The art of Wooden Block Printing is a printing technique or process that has survived somehow from ancient times to the present. There have been claims by several countries having block printing originated/developed in their country but several pieces of evidence have been found in India from ruins of ancient civilizations which date back thousand years. For Example Scraps of clothing found in the ruins of Mohenjo Daro, provide evidence that block printing was practiced in India in 3000 BCE.
Since 12th century the art of Block Printing has flourished. The artistry flourished further with the receivable of royal patronage. Rajasthan and Surat in Gujarat became the important trading centers of printed textiles particularly in Block Print art. Today Block Printing has gained new height by reaching in the different corners of the world.
Wooden block printing is a typical process and takes time. The printers use several wooden printing blocks to complete a design. The process of block printing begins with the wooden printing blocks. Woodcarvers carve designs into wood planks/blocks. The top of the wooden printing block has a handle for the printers to hold it.
The next step in the process is the arrangement of the fabric. Workers stretch several layers of jute fabric over a long rectangular table. The jute serves as a pad to provide resiliency to the printing surface.
Printing is done from left to right. When the printer dips the printing block into the dye/color then presses it onto the fabric, the printer also slams the back of the printing block hard with the fist to create a clear impression. Then the printer moves the printing block to the next portion of fabric to be colored. As they work, the printers pull a wooden cart bearing their printing blocks along with them. The wooden printing blocks can be interchanged from one piece of fabric to another, creating different patterns. Custom designs and different colors can be used from one fabric to another, creating still more individual work.
Each color of a design is done by a different printer, coming behind the one before and repeating the process. The process requires teamwork, as each subsequent printer must place the block accurately to create a beautiful, whole pattern.

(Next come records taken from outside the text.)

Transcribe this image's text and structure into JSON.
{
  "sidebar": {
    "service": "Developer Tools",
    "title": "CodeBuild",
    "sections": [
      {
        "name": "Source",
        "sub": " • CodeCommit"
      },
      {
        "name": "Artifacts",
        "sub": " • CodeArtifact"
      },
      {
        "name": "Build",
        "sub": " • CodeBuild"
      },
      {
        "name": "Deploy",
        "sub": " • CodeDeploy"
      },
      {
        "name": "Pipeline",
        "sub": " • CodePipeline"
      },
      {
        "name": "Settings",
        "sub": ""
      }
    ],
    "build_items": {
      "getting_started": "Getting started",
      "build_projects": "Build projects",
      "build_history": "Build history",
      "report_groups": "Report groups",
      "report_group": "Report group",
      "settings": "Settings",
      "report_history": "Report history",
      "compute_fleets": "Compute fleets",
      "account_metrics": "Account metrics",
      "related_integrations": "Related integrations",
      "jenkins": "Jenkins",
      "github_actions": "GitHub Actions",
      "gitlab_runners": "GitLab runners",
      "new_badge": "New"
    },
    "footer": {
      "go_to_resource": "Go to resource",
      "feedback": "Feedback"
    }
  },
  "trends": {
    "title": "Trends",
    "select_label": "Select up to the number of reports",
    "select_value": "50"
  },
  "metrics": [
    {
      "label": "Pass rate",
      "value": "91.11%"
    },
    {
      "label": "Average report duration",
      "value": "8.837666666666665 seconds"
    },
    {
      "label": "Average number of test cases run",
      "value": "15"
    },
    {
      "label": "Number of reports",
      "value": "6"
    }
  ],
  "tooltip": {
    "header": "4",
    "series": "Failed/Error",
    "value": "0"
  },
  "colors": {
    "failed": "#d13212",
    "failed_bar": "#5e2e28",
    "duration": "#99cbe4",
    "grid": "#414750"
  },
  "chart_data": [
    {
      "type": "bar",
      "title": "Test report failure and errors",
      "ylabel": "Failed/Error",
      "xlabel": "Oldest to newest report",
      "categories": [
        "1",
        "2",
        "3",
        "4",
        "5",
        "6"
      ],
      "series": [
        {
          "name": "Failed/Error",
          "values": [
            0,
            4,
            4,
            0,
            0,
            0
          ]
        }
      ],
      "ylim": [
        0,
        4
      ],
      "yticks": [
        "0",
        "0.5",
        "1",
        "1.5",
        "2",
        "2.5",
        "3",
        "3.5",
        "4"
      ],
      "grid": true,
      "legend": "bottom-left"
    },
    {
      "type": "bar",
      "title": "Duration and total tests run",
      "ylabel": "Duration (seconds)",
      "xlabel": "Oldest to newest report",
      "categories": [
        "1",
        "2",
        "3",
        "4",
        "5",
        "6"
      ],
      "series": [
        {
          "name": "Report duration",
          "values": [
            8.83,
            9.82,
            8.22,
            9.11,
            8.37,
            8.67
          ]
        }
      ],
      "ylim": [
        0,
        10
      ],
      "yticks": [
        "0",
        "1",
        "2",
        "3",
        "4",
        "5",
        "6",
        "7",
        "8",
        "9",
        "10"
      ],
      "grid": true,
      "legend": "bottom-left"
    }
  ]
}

Once the pattern is finished on the whole length of fabric, the piece is treated to fix the dyes. This process of block printing has been used for centuries and is still in practice.
If you wish to try hands-on block printing you can buy wooden printing blocks at https://www.rrprintingtools.com/shop/
Blocks are smaller and easy to use.